### WHAT YOU ARE ASKED TO DO:
In the records that follow, find each line with the word "this" and copy it.

[Dataset items]
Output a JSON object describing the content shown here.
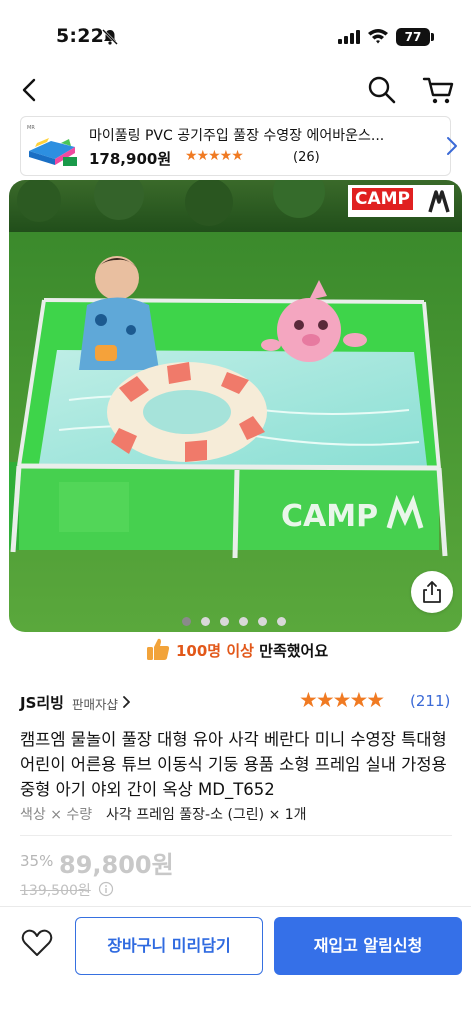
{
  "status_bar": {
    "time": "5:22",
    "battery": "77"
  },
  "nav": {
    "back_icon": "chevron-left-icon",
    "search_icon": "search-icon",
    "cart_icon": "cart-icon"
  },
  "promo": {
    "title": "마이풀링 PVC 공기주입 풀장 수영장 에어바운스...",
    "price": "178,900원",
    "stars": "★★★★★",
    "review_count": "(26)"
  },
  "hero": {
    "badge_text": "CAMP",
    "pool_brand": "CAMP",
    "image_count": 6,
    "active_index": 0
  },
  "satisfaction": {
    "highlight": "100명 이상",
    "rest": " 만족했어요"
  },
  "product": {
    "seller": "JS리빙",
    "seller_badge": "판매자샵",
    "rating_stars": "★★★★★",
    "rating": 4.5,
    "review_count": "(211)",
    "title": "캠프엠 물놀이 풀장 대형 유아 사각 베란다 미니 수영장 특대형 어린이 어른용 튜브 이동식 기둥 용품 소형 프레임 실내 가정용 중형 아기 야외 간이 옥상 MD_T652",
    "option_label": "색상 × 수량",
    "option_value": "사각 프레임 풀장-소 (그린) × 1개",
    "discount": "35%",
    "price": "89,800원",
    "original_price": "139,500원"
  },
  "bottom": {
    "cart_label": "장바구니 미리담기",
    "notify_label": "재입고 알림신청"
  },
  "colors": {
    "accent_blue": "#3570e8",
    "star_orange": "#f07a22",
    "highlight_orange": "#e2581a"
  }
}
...
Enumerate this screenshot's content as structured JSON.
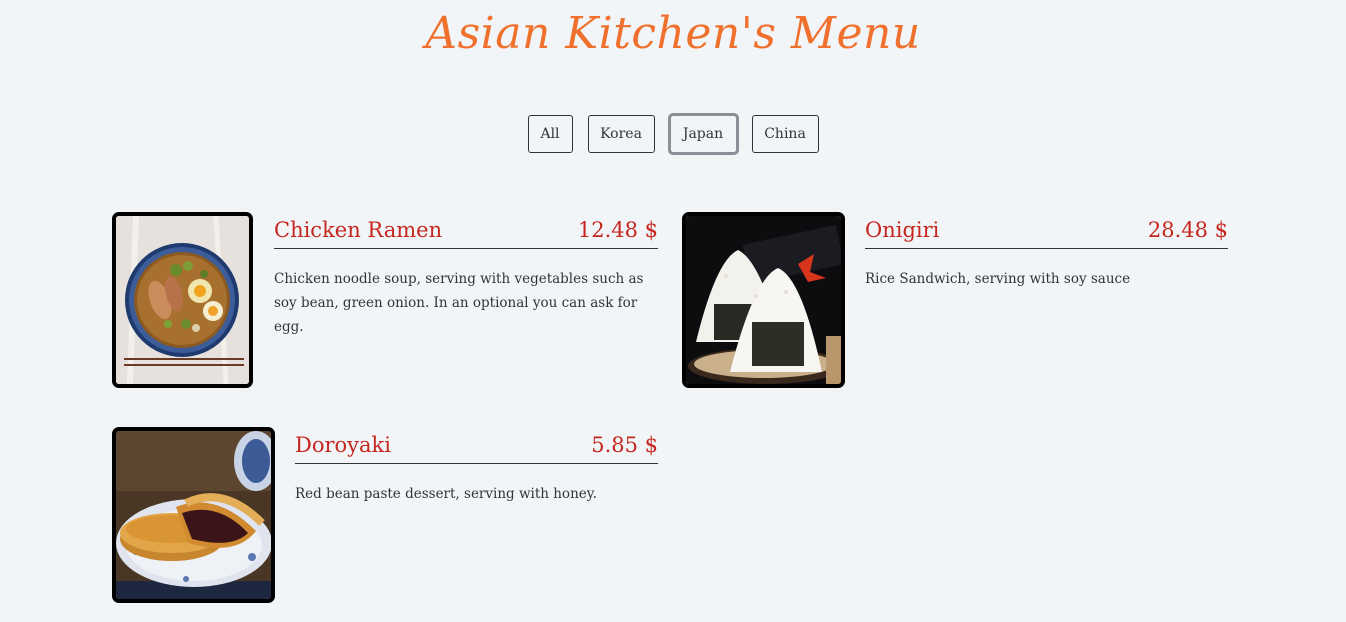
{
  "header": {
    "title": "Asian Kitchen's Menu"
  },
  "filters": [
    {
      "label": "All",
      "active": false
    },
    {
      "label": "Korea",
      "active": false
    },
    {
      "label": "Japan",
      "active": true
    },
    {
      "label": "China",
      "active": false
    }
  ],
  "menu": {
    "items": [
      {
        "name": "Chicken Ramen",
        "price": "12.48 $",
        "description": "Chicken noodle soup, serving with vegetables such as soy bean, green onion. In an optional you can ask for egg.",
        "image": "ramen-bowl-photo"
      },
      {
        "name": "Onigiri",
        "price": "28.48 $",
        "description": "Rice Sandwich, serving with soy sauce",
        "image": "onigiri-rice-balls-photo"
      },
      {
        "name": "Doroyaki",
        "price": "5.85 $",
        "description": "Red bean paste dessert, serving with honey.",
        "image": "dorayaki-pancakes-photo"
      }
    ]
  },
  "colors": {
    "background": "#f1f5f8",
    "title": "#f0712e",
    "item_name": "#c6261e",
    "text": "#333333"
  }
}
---
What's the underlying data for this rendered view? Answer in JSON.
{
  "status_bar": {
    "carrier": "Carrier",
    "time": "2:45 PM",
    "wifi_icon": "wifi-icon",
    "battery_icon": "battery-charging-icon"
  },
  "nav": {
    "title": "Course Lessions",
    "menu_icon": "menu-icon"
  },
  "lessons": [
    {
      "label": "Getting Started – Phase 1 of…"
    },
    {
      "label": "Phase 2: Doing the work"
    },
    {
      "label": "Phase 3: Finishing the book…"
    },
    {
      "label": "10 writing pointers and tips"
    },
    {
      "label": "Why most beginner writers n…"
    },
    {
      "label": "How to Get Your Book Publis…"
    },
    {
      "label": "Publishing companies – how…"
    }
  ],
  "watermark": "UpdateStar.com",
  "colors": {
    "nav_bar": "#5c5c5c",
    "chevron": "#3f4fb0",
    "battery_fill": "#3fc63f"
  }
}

### TASK ANSWER:
Enumerate this screenshot's content as structured JSON.
What's the underlying data for this rendered view? Answer in JSON.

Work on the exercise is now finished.